**EXERCISE REQUIREMENTS:** Repeat each of these records exactly.

** DATA LISTING follows **

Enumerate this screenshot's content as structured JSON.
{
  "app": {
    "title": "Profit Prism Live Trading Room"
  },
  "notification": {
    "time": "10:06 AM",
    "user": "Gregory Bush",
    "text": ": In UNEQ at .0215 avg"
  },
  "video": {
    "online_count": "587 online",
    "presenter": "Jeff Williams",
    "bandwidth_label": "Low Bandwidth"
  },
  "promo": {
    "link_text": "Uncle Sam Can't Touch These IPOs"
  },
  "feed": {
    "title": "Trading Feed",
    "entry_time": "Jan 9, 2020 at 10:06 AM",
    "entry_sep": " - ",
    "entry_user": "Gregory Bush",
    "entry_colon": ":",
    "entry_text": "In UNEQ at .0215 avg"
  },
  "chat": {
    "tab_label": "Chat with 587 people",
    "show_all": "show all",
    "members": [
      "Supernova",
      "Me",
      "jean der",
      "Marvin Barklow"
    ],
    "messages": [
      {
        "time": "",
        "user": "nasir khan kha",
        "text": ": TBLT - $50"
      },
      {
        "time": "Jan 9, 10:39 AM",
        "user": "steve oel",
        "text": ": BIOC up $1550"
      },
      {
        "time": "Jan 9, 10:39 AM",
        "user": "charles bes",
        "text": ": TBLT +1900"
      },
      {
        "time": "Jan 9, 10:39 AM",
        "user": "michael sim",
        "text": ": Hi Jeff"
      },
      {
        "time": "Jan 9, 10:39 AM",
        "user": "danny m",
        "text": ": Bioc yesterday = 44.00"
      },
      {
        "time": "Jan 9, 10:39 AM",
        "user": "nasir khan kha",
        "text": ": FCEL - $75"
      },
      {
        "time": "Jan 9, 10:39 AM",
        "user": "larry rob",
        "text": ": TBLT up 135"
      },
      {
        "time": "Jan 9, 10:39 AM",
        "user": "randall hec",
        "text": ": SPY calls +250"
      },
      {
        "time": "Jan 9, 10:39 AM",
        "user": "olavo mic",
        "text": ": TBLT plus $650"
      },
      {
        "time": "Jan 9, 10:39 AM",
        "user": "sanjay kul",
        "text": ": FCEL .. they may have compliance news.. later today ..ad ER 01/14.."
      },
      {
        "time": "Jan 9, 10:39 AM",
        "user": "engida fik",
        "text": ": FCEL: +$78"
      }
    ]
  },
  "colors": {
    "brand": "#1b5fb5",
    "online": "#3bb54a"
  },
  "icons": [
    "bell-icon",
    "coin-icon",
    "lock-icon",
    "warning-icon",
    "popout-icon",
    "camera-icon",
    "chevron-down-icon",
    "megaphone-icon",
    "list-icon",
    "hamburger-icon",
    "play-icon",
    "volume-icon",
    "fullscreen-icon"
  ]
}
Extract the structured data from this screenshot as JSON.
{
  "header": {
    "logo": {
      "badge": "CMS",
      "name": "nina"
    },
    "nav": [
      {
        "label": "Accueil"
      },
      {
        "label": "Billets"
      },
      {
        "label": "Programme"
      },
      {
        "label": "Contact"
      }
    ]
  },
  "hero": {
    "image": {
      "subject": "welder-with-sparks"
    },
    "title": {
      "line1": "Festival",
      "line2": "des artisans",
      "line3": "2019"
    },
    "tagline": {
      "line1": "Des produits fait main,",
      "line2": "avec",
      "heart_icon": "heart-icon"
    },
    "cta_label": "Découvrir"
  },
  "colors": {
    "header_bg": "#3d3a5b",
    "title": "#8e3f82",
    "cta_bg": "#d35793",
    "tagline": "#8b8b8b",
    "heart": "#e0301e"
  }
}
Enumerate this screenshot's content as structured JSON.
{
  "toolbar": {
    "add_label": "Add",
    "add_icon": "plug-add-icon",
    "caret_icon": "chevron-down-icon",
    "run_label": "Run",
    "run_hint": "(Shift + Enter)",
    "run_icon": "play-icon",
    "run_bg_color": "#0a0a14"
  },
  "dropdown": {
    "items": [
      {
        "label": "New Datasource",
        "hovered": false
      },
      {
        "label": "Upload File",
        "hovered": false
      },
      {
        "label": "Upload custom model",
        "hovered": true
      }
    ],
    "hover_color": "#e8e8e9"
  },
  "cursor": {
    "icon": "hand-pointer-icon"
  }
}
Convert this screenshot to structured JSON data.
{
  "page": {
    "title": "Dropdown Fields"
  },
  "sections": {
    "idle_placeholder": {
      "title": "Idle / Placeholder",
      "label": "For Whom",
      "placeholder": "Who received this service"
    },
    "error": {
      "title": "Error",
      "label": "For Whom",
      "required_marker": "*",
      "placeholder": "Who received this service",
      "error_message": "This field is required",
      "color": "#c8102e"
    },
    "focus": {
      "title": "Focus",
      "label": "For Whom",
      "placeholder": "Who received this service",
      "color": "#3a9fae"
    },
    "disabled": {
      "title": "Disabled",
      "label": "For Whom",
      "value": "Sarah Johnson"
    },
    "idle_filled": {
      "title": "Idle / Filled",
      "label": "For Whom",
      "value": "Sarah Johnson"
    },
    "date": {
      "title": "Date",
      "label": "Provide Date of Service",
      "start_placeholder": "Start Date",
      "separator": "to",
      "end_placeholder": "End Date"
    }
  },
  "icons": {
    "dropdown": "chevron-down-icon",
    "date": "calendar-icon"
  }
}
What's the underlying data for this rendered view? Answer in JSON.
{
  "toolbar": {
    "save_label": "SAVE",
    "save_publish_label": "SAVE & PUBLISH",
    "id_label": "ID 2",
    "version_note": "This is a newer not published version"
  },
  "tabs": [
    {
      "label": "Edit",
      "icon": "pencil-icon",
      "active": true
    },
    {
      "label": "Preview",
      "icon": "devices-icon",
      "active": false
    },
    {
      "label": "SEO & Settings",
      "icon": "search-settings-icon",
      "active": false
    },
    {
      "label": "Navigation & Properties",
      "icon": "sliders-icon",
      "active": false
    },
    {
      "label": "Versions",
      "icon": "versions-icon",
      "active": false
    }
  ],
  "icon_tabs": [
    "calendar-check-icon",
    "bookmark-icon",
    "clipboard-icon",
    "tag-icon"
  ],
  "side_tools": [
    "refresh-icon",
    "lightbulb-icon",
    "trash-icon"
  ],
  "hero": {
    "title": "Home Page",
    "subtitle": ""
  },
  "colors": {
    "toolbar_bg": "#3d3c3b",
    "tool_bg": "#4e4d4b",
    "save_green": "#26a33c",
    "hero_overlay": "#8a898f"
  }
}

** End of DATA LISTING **

**OUTPUT:**
Enumerate this screenshot's content as structured JSON.
{
  "app": {
    "title": "Profit Prism Live Trading Room"
  },
  "notification": {
    "time": "10:06 AM",
    "user": "Gregory Bush",
    "text": ": In UNEQ at .0215 avg"
  },
  "video": {
    "online_count": "587 online",
    "presenter": "Jeff Williams",
    "bandwidth_label": "Low Bandwidth"
  },
  "promo": {
    "link_text": "Uncle Sam Can't Touch These IPOs"
  },
  "feed": {
    "title": "Trading Feed",
    "entry_time": "Jan 9, 2020 at 10:06 AM",
    "entry_sep": " - ",
    "entry_user": "Gregory Bush",
    "entry_colon": ":",
    "entry_text": "In UNEQ at .0215 avg"
  },
  "chat": {
    "tab_label": "Chat with 587 people",
    "show_all": "show all",
    "members": [
      "Supernova",
      "Me",
      "jean der",
      "Marvin Barklow"
    ],
    "messages": [
      {
        "time": "",
        "user": "nasir khan kha",
        "text": ": TBLT - $50"
      },
      {
        "time": "Jan 9, 10:39 AM",
        "user": "steve oel",
        "text": ": BIOC up $1550"
      },
      {
        "time": "Jan 9, 10:39 AM",
        "user": "charles bes",
        "text": ": TBLT +1900"
      },
      {
        "time": "Jan 9, 10:39 AM",
        "user": "michael sim",
        "text": ": Hi Jeff"
      },
      {
        "time": "Jan 9, 10:39 AM",
        "user": "danny m",
        "text": ": Bioc yesterday = 44.00"
      },
      {
        "time": "Jan 9, 10:39 AM",
        "user": "nasir khan kha",
        "text": ": FCEL - $75"
      },
      {
        "time": "Jan 9, 10:39 AM",
        "user": "larry rob",
        "text": ": TBLT up 135"
      },
      {
        "time": "Jan 9, 10:39 AM",
        "user": "randall hec",
        "text": ": SPY calls +250"
      },
      {
        "time": "Jan 9, 10:39 AM",
        "user": "olavo mic",
        "text": ": TBLT plus $650"
      },
      {
        "time": "Jan 9, 10:39 AM",
        "user": "sanjay kul",
        "text": ": FCEL .. they may have compliance news.. later today ..ad ER 01/14.."
      },
      {
        "time": "Jan 9, 10:39 AM",
        "user": "engida fik",
        "text": ": FCEL: +$78"
      }
    ]
  },
  "colors": {
    "brand": "#1b5fb5",
    "online": "#3bb54a"
  },
  "icons": [
    "bell-icon",
    "coin-icon",
    "lock-icon",
    "warning-icon",
    "popout-icon",
    "camera-icon",
    "chevron-down-icon",
    "megaphone-icon",
    "list-icon",
    "hamburger-icon",
    "play-icon",
    "volume-icon",
    "fullscreen-icon"
  ]
}
Extract the structured data from this screenshot as JSON.
{
  "header": {
    "logo": {
      "badge": "CMS",
      "name": "nina"
    },
    "nav": [
      {
        "label": "Accueil"
      },
      {
        "label": "Billets"
      },
      {
        "label": "Programme"
      },
      {
        "label": "Contact"
      }
    ]
  },
  "hero": {
    "image": {
      "subject": "welder-with-sparks"
    },
    "title": {
      "line1": "Festival",
      "line2": "des artisans",
      "line3": "2019"
    },
    "tagline": {
      "line1": "Des produits fait main,",
      "line2": "avec",
      "heart_icon": "heart-icon"
    },
    "cta_label": "Découvrir"
  },
  "colors": {
    "header_bg": "#3d3a5b",
    "title": "#8e3f82",
    "cta_bg": "#d35793",
    "tagline": "#8b8b8b",
    "heart": "#e0301e"
  }
}
Enumerate this screenshot's content as structured JSON.
{
  "toolbar": {
    "add_label": "Add",
    "add_icon": "plug-add-icon",
    "caret_icon": "chevron-down-icon",
    "run_label": "Run",
    "run_hint": "(Shift + Enter)",
    "run_icon": "play-icon",
    "run_bg_color": "#0a0a14"
  },
  "dropdown": {
    "items": [
      {
        "label": "New Datasource",
        "hovered": false
      },
      {
        "label": "Upload File",
        "hovered": false
      },
      {
        "label": "Upload custom model",
        "hovered": true
      }
    ],
    "hover_color": "#e8e8e9"
  },
  "cursor": {
    "icon": "hand-pointer-icon"
  }
}
Convert this screenshot to structured JSON data.
{
  "page": {
    "title": "Dropdown Fields"
  },
  "sections": {
    "idle_placeholder": {
      "title": "Idle / Placeholder",
      "label": "For Whom",
      "placeholder": "Who received this service"
    },
    "error": {
      "title": "Error",
      "label": "For Whom",
      "required_marker": "*",
      "placeholder": "Who received this service",
      "error_message": "This field is required",
      "color": "#c8102e"
    },
    "focus": {
      "title": "Focus",
      "label": "For Whom",
      "placeholder": "Who received this service",
      "color": "#3a9fae"
    },
    "disabled": {
      "title": "Disabled",
      "label": "For Whom",
      "value": "Sarah Johnson"
    },
    "idle_filled": {
      "title": "Idle / Filled",
      "label": "For Whom",
      "value": "Sarah Johnson"
    },
    "date": {
      "title": "Date",
      "label": "Provide Date of Service",
      "start_placeholder": "Start Date",
      "separator": "to",
      "end_placeholder": "End Date"
    }
  },
  "icons": {
    "dropdown": "chevron-down-icon",
    "date": "calendar-icon"
  }
}
What's the underlying data for this rendered view? Answer in JSON.
{
  "toolbar": {
    "save_label": "SAVE",
    "save_publish_label": "SAVE & PUBLISH",
    "id_label": "ID 2",
    "version_note": "This is a newer not published version"
  },
  "tabs": [
    {
      "label": "Edit",
      "icon": "pencil-icon",
      "active": true
    },
    {
      "label": "Preview",
      "icon": "devices-icon",
      "active": false
    },
    {
      "label": "SEO & Settings",
      "icon": "search-settings-icon",
      "active": false
    },
    {
      "label": "Navigation & Properties",
      "icon": "sliders-icon",
      "active": false
    },
    {
      "label": "Versions",
      "icon": "versions-icon",
      "active": false
    }
  ],
  "icon_tabs": [
    "calendar-check-icon",
    "bookmark-icon",
    "clipboard-icon",
    "tag-icon"
  ],
  "side_tools": [
    "refresh-icon",
    "lightbulb-icon",
    "trash-icon"
  ],
  "hero": {
    "title": "Home Page",
    "subtitle": ""
  },
  "colors": {
    "toolbar_bg": "#3d3c3b",
    "tool_bg": "#4e4d4b",
    "save_green": "#26a33c",
    "hero_overlay": "#8a898f"
  }
}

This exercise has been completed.